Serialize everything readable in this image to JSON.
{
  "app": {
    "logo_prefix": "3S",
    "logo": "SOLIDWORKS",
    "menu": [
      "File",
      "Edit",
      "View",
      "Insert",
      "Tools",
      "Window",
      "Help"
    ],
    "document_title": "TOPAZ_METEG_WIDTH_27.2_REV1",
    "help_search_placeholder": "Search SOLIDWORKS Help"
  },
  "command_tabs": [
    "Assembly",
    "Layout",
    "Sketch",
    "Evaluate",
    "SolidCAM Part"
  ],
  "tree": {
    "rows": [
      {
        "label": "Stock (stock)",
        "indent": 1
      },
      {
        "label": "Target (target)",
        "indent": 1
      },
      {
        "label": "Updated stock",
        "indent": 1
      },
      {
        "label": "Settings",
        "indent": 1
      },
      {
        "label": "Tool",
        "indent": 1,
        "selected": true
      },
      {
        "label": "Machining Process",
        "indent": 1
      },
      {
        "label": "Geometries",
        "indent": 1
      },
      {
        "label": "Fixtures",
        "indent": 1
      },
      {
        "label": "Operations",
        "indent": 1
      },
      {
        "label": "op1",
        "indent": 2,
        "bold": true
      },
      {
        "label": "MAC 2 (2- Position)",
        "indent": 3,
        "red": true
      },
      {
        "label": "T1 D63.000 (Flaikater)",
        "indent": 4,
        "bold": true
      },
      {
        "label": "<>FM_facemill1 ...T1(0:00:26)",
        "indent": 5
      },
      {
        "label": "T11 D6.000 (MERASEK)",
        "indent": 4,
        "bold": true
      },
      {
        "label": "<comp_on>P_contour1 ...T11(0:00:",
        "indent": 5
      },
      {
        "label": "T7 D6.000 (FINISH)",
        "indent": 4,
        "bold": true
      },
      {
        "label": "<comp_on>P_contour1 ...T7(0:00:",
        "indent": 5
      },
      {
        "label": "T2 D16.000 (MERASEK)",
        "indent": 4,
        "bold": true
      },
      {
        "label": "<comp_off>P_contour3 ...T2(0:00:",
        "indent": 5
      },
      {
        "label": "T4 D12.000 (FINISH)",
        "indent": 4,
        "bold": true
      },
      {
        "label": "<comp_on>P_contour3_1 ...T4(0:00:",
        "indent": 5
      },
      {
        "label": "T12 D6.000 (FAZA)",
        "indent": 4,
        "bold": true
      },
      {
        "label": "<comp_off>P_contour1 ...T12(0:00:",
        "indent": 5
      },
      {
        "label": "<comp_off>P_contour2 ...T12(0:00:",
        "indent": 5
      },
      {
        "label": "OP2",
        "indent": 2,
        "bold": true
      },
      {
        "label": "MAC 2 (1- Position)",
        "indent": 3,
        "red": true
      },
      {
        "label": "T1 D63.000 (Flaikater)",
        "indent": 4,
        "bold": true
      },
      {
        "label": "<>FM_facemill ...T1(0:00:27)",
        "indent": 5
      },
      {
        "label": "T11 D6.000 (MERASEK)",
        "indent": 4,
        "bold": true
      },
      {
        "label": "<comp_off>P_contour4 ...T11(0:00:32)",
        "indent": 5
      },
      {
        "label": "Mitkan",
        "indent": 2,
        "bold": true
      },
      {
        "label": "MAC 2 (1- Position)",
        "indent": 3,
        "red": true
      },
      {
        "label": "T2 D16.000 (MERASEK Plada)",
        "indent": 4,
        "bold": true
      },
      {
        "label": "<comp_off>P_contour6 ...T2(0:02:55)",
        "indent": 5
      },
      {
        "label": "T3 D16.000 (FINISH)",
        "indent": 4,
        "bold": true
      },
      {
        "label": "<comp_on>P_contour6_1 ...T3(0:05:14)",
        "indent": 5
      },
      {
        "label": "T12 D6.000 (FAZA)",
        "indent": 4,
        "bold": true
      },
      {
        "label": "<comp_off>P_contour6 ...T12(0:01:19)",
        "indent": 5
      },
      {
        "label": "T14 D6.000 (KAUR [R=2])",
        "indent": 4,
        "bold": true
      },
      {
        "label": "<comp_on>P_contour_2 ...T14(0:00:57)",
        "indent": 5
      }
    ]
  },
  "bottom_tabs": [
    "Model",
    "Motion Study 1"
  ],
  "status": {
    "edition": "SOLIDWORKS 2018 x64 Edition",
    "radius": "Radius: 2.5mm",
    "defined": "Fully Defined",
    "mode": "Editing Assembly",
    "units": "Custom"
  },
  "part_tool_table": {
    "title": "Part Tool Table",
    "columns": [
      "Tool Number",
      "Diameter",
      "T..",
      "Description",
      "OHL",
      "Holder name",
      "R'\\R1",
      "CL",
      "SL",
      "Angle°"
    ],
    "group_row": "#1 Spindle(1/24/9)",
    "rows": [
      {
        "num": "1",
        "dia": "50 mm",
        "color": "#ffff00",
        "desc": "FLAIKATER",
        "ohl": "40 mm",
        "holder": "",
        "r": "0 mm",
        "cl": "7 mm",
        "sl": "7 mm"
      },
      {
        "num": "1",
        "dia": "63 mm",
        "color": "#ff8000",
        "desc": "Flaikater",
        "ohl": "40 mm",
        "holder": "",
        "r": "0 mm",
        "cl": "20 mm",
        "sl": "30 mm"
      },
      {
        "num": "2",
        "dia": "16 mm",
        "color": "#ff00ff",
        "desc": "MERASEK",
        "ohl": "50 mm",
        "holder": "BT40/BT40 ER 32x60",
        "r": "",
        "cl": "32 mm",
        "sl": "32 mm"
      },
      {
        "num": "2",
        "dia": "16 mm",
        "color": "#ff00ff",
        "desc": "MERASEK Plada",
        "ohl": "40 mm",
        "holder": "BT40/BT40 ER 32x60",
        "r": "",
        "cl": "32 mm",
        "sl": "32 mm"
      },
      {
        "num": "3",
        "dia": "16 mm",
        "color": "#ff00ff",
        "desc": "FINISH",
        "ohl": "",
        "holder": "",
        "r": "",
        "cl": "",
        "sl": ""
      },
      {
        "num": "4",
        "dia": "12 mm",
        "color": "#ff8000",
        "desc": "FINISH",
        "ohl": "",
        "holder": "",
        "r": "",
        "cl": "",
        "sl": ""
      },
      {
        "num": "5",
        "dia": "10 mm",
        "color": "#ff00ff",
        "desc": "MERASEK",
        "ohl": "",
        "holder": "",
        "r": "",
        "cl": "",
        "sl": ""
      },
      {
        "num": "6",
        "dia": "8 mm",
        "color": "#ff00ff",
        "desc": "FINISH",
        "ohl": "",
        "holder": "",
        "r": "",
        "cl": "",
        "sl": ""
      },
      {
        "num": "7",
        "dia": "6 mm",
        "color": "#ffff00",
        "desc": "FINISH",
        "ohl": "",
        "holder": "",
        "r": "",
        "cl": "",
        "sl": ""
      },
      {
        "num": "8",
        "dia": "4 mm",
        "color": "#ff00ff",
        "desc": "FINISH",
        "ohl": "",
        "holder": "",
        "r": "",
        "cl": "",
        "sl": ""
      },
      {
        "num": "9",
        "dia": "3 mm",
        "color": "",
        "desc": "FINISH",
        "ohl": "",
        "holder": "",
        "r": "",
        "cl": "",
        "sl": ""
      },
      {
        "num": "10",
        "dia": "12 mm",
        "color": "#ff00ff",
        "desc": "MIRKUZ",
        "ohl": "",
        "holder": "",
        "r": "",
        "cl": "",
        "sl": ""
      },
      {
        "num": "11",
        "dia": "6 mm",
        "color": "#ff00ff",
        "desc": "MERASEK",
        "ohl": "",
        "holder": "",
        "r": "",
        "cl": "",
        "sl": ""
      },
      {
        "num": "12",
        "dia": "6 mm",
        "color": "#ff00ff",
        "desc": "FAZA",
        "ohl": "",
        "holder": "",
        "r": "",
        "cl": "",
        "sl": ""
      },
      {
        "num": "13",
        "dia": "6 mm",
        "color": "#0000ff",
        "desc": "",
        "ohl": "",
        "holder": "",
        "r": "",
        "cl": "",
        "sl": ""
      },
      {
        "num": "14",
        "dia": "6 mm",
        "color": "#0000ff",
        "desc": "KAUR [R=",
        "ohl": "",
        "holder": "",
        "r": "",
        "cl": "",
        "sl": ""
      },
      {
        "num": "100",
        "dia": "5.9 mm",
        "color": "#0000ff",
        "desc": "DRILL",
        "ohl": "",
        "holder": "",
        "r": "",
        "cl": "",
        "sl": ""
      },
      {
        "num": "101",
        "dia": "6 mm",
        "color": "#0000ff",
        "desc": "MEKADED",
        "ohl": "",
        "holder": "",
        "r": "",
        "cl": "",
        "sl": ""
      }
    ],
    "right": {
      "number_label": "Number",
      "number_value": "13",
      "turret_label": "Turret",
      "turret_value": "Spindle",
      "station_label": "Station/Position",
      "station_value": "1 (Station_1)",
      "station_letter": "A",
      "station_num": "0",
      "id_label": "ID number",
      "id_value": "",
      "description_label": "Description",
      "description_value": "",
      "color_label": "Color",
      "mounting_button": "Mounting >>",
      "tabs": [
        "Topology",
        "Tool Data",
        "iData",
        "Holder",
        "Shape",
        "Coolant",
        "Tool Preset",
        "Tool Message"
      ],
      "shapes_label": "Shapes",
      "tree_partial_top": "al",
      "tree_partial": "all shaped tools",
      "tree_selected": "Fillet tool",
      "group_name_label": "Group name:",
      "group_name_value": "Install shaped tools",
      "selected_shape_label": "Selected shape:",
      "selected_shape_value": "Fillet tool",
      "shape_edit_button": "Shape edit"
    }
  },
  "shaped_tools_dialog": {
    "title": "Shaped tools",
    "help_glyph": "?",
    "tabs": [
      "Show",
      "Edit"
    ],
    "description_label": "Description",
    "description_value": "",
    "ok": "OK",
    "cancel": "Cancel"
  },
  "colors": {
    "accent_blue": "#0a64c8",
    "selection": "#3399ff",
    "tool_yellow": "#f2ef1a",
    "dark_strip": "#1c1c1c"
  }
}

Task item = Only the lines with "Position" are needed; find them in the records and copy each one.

Finished task =
        "label": "MAC 2 (2- Position)",
        "label": "MAC 2 (1- Position)",
        "label": "MAC 2 (1- Position)",
      "station_label": "Station/Position",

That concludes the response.